Iraq’s illegal gambling operators have understood the tough way that this month’s Shiite militia raids were no one-off.
Throughout the past weekend, Iraq’s Interior Ministry declared the outcome of a series of raids on gambling dens in Baghdad. Local media stated a ministry spokesperson saying police had arrested 140 suspects from the Iraqi capital’s “gambling and roulette halls.” Two of these halls near two large hotels were shut down.
To buttress its representations, the Ministry released a vertigo-inducing video of the raids – apparently, the cameraman was more shaky than the gambling operators at whose faces the Kalashnikovs were pointed – complete with a seriously over the top dramatic score (seriously, don’t watch with the volume too loud).
The arrested suspects included 20 women ‘of foreign nationality’ as well as “members of various security services.” All of them will face the possibility of up to one year in prison if convicted of operating a gambling joint, while anyone accused of merely gambling in such a setting can do up to one month behind bars.

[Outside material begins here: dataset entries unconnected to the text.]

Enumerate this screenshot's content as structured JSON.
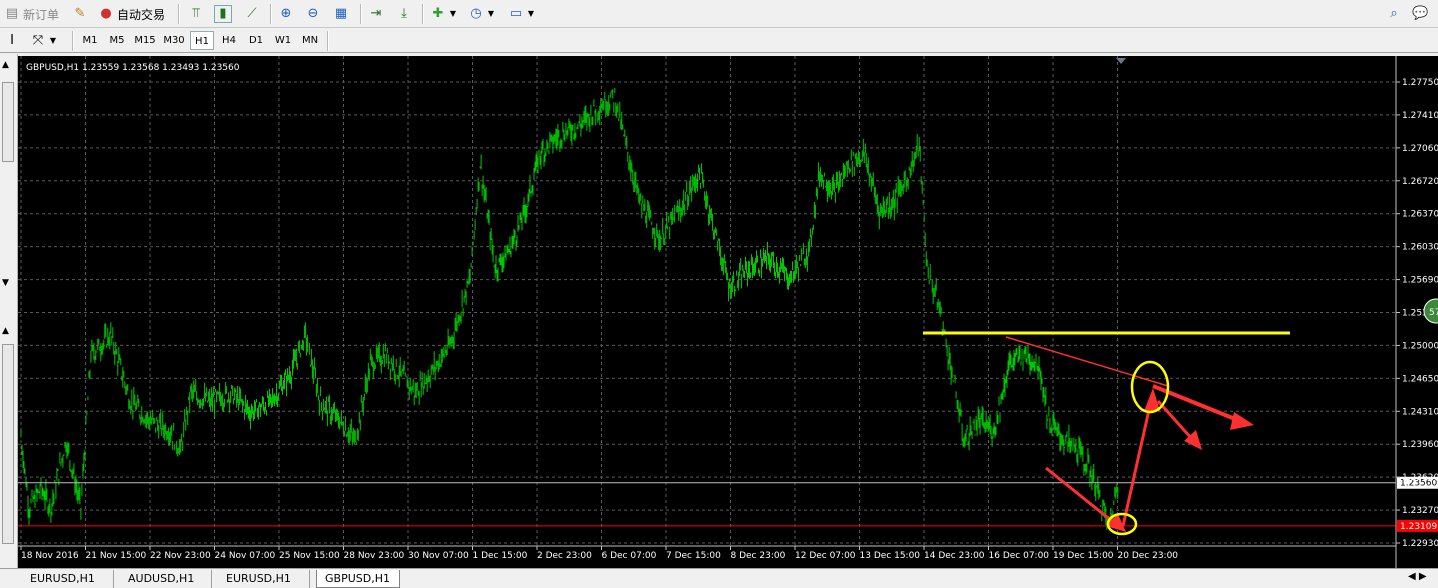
{
  "toolbar": {
    "new_order": "新订单",
    "auto_trade": "自动交易"
  },
  "timeframes": [
    "M1",
    "M5",
    "M15",
    "M30",
    "H1",
    "H4",
    "D1",
    "W1",
    "MN"
  ],
  "active_timeframe": "H1",
  "chart": {
    "info": "GBPUSD,H1  1.23559 1.23568 1.23493 1.23560",
    "price_labels": [
      "1.27750",
      "1.27410",
      "1.27060",
      "1.26720",
      "1.26370",
      "1.26030",
      "1.25690",
      "1.2535",
      "1.25000",
      "1.24650",
      "1.24310",
      "1.23960",
      "1.23620",
      "1.23270",
      "1.22930"
    ],
    "current_price": "1.23560",
    "red_line_price": "1.23109",
    "date_labels": [
      "18 Nov 2016",
      "21 Nov 15:00",
      "22 Nov 23:00",
      "24 Nov 07:00",
      "25 Nov 15:00",
      "28 Nov 23:00",
      "30 Nov 07:00",
      "1 Dec 15:00",
      "2 Dec 23:00",
      "6 Dec 07:00",
      "7 Dec 15:00",
      "8 Dec 23:00",
      "12 Dec 07:00",
      "13 Dec 15:00",
      "14 Dec 23:00",
      "16 Dec 07:00",
      "19 Dec 15:00",
      "20 Dec 23:00"
    ],
    "side_badge": "57",
    "colors": {
      "background": "#000000",
      "bars": "#00c800",
      "grid": "#5a5a5a",
      "support_line": "#ffff00",
      "annotation": "#ff3030",
      "current_price_line": "#c0c0c0",
      "red_line": "#ff0000"
    }
  },
  "tabs": [
    "EURUSD,H1",
    "AUDUSD,H1",
    "EURUSD,H1",
    "GBPUSD,H1"
  ],
  "active_tab": "GBPUSD,H1"
}
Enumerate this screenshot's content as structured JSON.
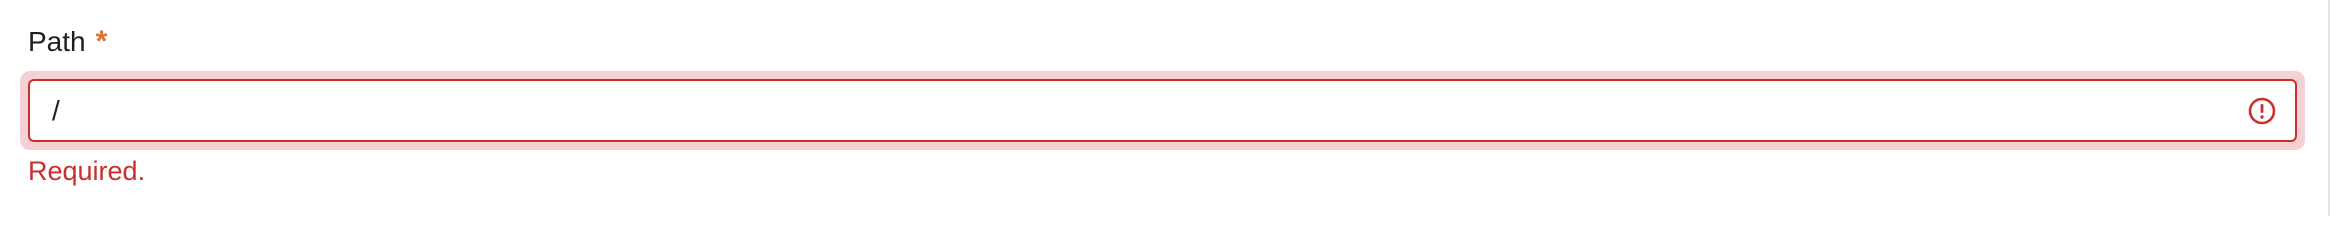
{
  "field": {
    "label": "Path",
    "required_marker": "*",
    "value": "/",
    "error_message": "Required."
  },
  "colors": {
    "error": "#c9302c",
    "error_halo": "#f5d1d5",
    "required_star": "#e0702a"
  },
  "icons": {
    "error": "exclamation-circle-icon"
  }
}
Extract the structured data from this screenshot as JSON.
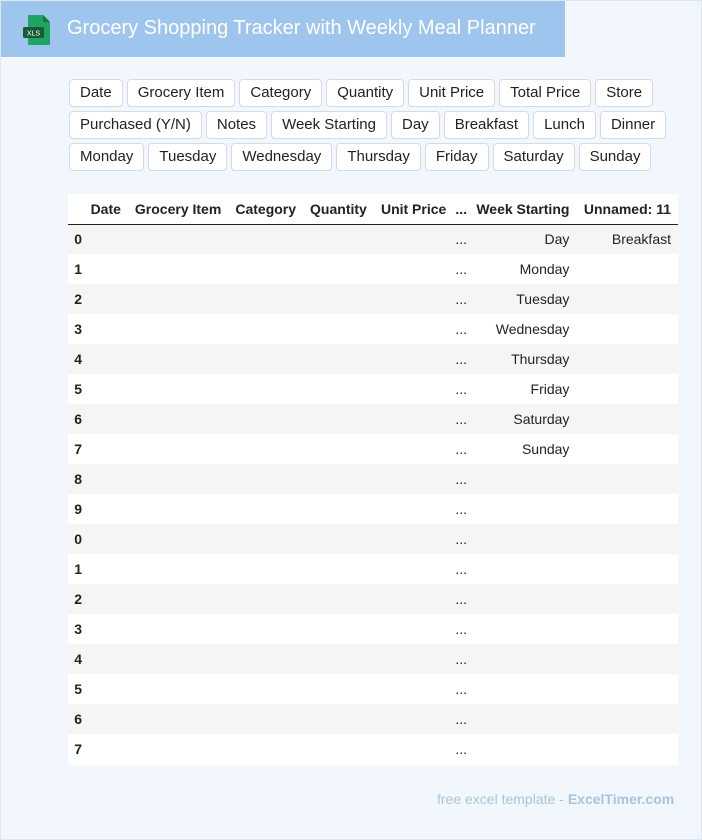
{
  "header": {
    "title": "Grocery Shopping Tracker with Weekly Meal Planner",
    "icon_label": "XLS"
  },
  "chips": [
    [
      "Date",
      "Grocery Item",
      "Category",
      "Quantity",
      "Unit Price",
      "Total Price",
      "Store"
    ],
    [
      "Purchased (Y/N)",
      "Notes",
      "Week Starting",
      "Day",
      "Breakfast",
      "Lunch",
      "Dinner"
    ],
    [
      "Monday",
      "Tuesday",
      "Wednesday",
      "Thursday",
      "Friday",
      "Saturday",
      "Sunday"
    ]
  ],
  "table": {
    "columns": [
      "",
      "Date",
      "Grocery Item",
      "Category",
      "Quantity",
      "Unit Price",
      "...",
      "Week Starting",
      "Unnamed: 11"
    ],
    "rows": [
      [
        "0",
        "",
        "",
        "",
        "",
        "",
        "...",
        "Day",
        "Breakfast"
      ],
      [
        "1",
        "",
        "",
        "",
        "",
        "",
        "...",
        "Monday",
        ""
      ],
      [
        "2",
        "",
        "",
        "",
        "",
        "",
        "...",
        "Tuesday",
        ""
      ],
      [
        "3",
        "",
        "",
        "",
        "",
        "",
        "...",
        "Wednesday",
        ""
      ],
      [
        "4",
        "",
        "",
        "",
        "",
        "",
        "...",
        "Thursday",
        ""
      ],
      [
        "5",
        "",
        "",
        "",
        "",
        "",
        "...",
        "Friday",
        ""
      ],
      [
        "6",
        "",
        "",
        "",
        "",
        "",
        "...",
        "Saturday",
        ""
      ],
      [
        "7",
        "",
        "",
        "",
        "",
        "",
        "...",
        "Sunday",
        ""
      ],
      [
        "8",
        "",
        "",
        "",
        "",
        "",
        "...",
        "",
        ""
      ],
      [
        "9",
        "",
        "",
        "",
        "",
        "",
        "...",
        "",
        ""
      ],
      [
        "0",
        "",
        "",
        "",
        "",
        "",
        "...",
        "",
        ""
      ],
      [
        "1",
        "",
        "",
        "",
        "",
        "",
        "...",
        "",
        ""
      ],
      [
        "2",
        "",
        "",
        "",
        "",
        "",
        "...",
        "",
        ""
      ],
      [
        "3",
        "",
        "",
        "",
        "",
        "",
        "...",
        "",
        ""
      ],
      [
        "4",
        "",
        "",
        "",
        "",
        "",
        "...",
        "",
        ""
      ],
      [
        "5",
        "",
        "",
        "",
        "",
        "",
        "...",
        "",
        ""
      ],
      [
        "6",
        "",
        "",
        "",
        "",
        "",
        "...",
        "",
        ""
      ],
      [
        "7",
        "",
        "",
        "",
        "",
        "",
        "...",
        "",
        ""
      ]
    ]
  },
  "footer": {
    "text": "free excel template -",
    "brand": "ExcelTimer.com"
  },
  "colors": {
    "header_bg": "#9ec5ee",
    "page_bg": "#f2f7fd",
    "icon_green": "#1e7145",
    "footer_text": "#a9c3df"
  }
}
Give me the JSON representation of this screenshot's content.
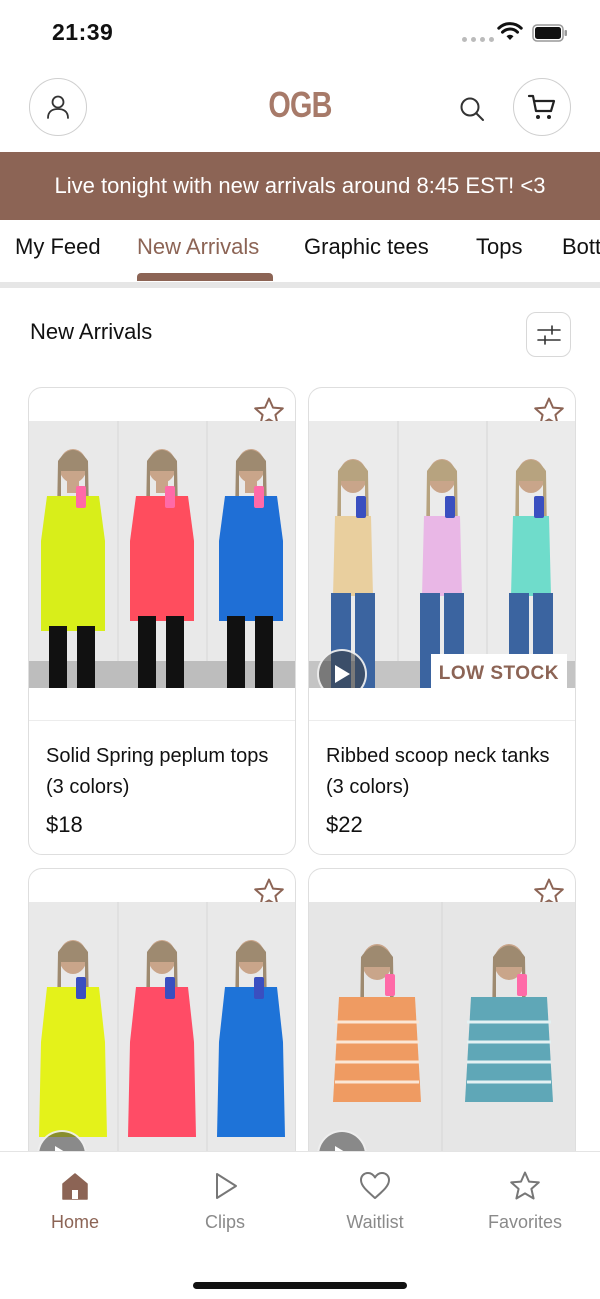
{
  "status": {
    "time": "21:39"
  },
  "header": {
    "logo": "OGB"
  },
  "banner": {
    "text": "Live tonight with new arrivals around 8:45 EST! <3"
  },
  "tabs": [
    {
      "label": "My Feed"
    },
    {
      "label": "New Arrivals",
      "active": true
    },
    {
      "label": "Graphic tees"
    },
    {
      "label": "Tops"
    },
    {
      "label": "Bottoms"
    }
  ],
  "section": {
    "title": "New Arrivals"
  },
  "products": [
    {
      "title": "Solid Spring peplum tops (3 colors)",
      "price": "$18",
      "colors": [
        "#d8ee1a",
        "#ff4d5e",
        "#1f6fd6"
      ],
      "has_video": false,
      "badge": ""
    },
    {
      "title": "Ribbed scoop neck tanks (3 colors)",
      "price": "$22",
      "colors": [
        "#e9cf9e",
        "#e9b7e6",
        "#6fdccb"
      ],
      "has_video": true,
      "badge": "LOW STOCK"
    },
    {
      "title": "",
      "price": "",
      "colors": [
        "#e4f21a",
        "#ff4c66",
        "#1e73d8"
      ],
      "has_video": true,
      "badge": ""
    },
    {
      "title": "",
      "price": "",
      "colors": [
        "#ef9b62",
        "#5fa7b7"
      ],
      "has_video": true,
      "badge": ""
    }
  ],
  "nav": [
    {
      "label": "Home",
      "active": true
    },
    {
      "label": "Clips"
    },
    {
      "label": "Waitlist"
    },
    {
      "label": "Favorites"
    }
  ],
  "colors": {
    "brand": "#8c6455",
    "logo": "#a77a69",
    "inactive": "#8a8a8a"
  }
}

The police have failed to do much to distort gambling operations in Iraq, but were apparently cause to act after a number of Shiite militias – who claimed to be operating “under the guidance” of Iraq’s Prime Minister Adil Abdul-Mahdi – raided a series of “mafias, roulette clubs, casinos, drug dealers and prostitution rings” operating out of high-end Baghdad hotels.
That operation proceeded in the arrest of one Hamza al-Shammari, the reputed kingpin of “gambling, prostitution and drug trafficking sites” in Baghdad. Some critics recommended that al-Shammari’s operations were widely known, and that the raids were more likely to do with his unwillingness to share a sufficiently large cut of his ill-gotten gains with Iraq’s security services.
As an overwhelmingly majority-Muslim country, Iraq’s pejorative views on gambling incline to imitate the rest of the region. However, in the wake of the 2003 US invasion of the country, a Russian businessman called Vitaly Kouznetzov reportedly opened a casino in Sulaymaniyah, a city in Iraq’s Kurdish-controlled north, close to the border with Iran.
It’s unclear whether Kouznetzov still operates that casino, but Kurdish media reported last year that local police had charged 22 suspects with illegal gambling at a Sulaymani gaming venue. That raid was reportedly the opening salvo in a full-fledged crackdown of gaming operations in the region, which also targeted the venues for serving alcohol to their customers.
Article all credits to Steven Stradbrooke / Calvin Ayre